Which brings me to the obvious question: Why do we dream? What are these secret nighttime journeys with strange faces and imaginary events? Is there some supernatural power going on here? If you’ve had a dream that has affected you or your life in some way (A ghostly one, maybe? Or a dream with the spirit of a dead loved one?) please post.

And stop by next Tuesday for another Tale of Terror.

Artwork  is The Nightmare by Henry Fuseli, 1781.


Filed under dark fantasy, Dreams, fiction, ghost stories, haunted mind, Hauntings, Hawthorne, horror, mysteries, Nightmares, short stories, supernatural, tales of terror

Captain Murderer by Dickens, Forgotten Tale of Old

Captain Murderer by Charles Dickens

Tuesday’s Tale of Terror,   December 11, 2012 

Captain Murderer is a short story written by Charles Dickens (1000 words, flash fiction before flash was trendy–Dickens was so cool!) and was published in All the Year Round, A Weekly Journal in 1860.  During this Christmas season, we often talk about a Dickens’ Christmas and read or watch A Christmas Carol, delighting in the ghosts of the past.
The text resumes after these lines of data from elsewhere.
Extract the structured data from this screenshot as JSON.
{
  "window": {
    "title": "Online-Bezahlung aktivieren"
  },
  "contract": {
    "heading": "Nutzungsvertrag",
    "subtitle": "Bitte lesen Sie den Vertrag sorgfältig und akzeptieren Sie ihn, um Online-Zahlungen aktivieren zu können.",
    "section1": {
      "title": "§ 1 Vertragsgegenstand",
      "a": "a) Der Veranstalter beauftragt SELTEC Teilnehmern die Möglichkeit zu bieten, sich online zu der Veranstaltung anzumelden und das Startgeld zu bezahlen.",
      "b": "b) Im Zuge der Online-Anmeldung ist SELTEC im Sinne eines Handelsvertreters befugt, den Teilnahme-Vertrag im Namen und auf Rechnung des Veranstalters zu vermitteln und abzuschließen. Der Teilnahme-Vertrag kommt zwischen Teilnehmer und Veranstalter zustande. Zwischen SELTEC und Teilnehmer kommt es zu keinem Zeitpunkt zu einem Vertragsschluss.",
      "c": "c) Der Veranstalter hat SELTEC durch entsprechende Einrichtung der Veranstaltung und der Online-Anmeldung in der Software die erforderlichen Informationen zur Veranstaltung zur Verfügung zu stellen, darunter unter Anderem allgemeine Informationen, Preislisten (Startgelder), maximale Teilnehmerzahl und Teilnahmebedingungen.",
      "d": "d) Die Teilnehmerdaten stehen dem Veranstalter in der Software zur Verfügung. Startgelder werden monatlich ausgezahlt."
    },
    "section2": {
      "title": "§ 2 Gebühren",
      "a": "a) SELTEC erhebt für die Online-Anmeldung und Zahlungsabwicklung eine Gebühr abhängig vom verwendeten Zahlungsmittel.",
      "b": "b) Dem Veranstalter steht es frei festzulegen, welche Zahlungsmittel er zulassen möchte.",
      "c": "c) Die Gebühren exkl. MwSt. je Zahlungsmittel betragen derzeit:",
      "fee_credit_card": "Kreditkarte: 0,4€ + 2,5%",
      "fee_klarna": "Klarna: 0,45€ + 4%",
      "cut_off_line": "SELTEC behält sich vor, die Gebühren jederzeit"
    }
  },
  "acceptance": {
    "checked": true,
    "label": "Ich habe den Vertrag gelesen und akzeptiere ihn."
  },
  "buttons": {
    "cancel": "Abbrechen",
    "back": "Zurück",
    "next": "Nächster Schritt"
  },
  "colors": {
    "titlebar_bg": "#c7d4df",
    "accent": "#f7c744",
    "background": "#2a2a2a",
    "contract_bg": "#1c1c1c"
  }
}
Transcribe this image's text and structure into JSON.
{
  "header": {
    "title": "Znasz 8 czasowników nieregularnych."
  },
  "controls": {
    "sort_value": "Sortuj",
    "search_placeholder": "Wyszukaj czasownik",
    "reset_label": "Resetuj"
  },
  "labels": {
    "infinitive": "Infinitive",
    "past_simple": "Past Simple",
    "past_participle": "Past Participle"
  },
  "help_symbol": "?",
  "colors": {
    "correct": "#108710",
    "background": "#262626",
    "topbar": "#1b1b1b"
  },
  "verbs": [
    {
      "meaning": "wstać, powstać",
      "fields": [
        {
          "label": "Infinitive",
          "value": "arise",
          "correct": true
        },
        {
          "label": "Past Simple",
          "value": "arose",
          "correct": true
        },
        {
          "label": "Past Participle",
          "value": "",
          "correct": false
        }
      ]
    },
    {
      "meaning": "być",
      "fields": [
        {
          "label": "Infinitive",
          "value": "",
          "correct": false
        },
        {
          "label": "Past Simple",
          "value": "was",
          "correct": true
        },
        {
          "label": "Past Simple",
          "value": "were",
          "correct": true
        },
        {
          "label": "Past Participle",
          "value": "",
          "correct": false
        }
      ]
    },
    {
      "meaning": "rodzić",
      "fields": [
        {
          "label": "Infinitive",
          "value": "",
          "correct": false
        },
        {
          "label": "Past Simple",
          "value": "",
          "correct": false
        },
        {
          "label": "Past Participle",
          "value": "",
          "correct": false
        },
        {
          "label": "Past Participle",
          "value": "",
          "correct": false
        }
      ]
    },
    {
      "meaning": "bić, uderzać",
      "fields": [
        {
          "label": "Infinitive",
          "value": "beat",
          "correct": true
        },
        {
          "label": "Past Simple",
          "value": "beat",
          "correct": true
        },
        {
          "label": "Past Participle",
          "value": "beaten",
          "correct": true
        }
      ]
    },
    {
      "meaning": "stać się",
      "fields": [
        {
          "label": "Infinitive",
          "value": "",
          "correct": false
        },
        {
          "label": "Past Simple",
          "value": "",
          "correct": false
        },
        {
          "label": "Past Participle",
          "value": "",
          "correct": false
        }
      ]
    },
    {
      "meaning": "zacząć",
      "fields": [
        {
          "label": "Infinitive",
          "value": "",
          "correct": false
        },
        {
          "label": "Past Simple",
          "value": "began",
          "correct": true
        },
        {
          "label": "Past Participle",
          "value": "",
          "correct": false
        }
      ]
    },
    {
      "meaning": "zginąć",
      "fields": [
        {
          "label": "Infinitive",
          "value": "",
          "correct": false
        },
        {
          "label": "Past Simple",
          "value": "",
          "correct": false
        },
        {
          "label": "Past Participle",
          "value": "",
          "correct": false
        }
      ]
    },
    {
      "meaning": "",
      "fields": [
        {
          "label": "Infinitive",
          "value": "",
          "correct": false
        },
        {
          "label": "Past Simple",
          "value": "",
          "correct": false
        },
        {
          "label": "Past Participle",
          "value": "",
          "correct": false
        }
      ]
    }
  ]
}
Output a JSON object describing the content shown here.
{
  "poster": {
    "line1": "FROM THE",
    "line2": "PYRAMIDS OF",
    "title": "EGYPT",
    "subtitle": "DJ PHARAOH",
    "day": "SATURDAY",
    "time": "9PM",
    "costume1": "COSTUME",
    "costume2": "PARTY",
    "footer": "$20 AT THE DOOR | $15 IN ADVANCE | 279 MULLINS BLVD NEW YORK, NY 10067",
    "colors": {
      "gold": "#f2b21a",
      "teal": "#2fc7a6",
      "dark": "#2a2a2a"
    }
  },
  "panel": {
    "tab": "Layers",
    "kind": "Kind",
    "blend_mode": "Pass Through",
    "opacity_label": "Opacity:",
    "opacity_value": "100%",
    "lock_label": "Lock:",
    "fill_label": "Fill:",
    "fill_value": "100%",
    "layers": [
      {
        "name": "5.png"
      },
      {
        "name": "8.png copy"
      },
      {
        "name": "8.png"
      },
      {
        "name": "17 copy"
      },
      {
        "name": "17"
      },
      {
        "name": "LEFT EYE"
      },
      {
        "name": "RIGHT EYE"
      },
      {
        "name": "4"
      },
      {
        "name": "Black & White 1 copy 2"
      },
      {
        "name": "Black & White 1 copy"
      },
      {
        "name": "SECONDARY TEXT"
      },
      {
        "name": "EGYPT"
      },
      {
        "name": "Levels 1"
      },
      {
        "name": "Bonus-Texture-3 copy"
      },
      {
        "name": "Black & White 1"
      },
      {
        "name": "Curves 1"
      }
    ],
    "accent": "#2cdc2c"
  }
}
Captain Murderer is  not as popular a story as A Christmas Carol, but definitely fits into the realm of Tales of Terror. And this one is an especially forgotten tale of old.

This wretched character, the Captain, has immense wealth, is an offshoot of the Bluebeard family, and likes to show off his coach driven by a pack of glorious milk-white steeds. But Captain Murderer has a sinister preoccupation with matrimony. His horrific appetite for young brides opens this story when he gives his new wife a golden rolling pin and a silver pie board. He instructs her to bake him a pie. Seems harmless enough, right?

“Dear Captain Murderer, what pie is this to be?” his wife, of exactly one month after the wedding day, asks as she turns up her laced-silk sleeves.

“A meat pie,” the captain replies.

A meat pie? Captain Murderer, known for his ever-sharp teeth that he has professionally filed regularly, has a gruesome secret suggestion for the meat filling. His bride rolls out the crust, curls it into the baking pan and as she looks up into the looking glass, she sees the Captain cutting her head off.


Can you imagine the view in that mirror? I’ll let Dickens reveal in his own creepy style about the baking and eating, the subsequent brides who met similar destinies, and the rather juicy ending. But I will add one note: dessert is a sweet revenge.

You can read Dickens’ Captain Murderer at the link below. For myself, I don’t think I shall look at another meat pie quite the same ever again.

Don’t hesitate to comment! I would love to hear from you.


TUESDAY’S  TALE OF TERROR will appear weekly.


Filed under Charles Dickens, fiction, horror, mysteries, occult, short stories, supernatural, suspense, tales of terror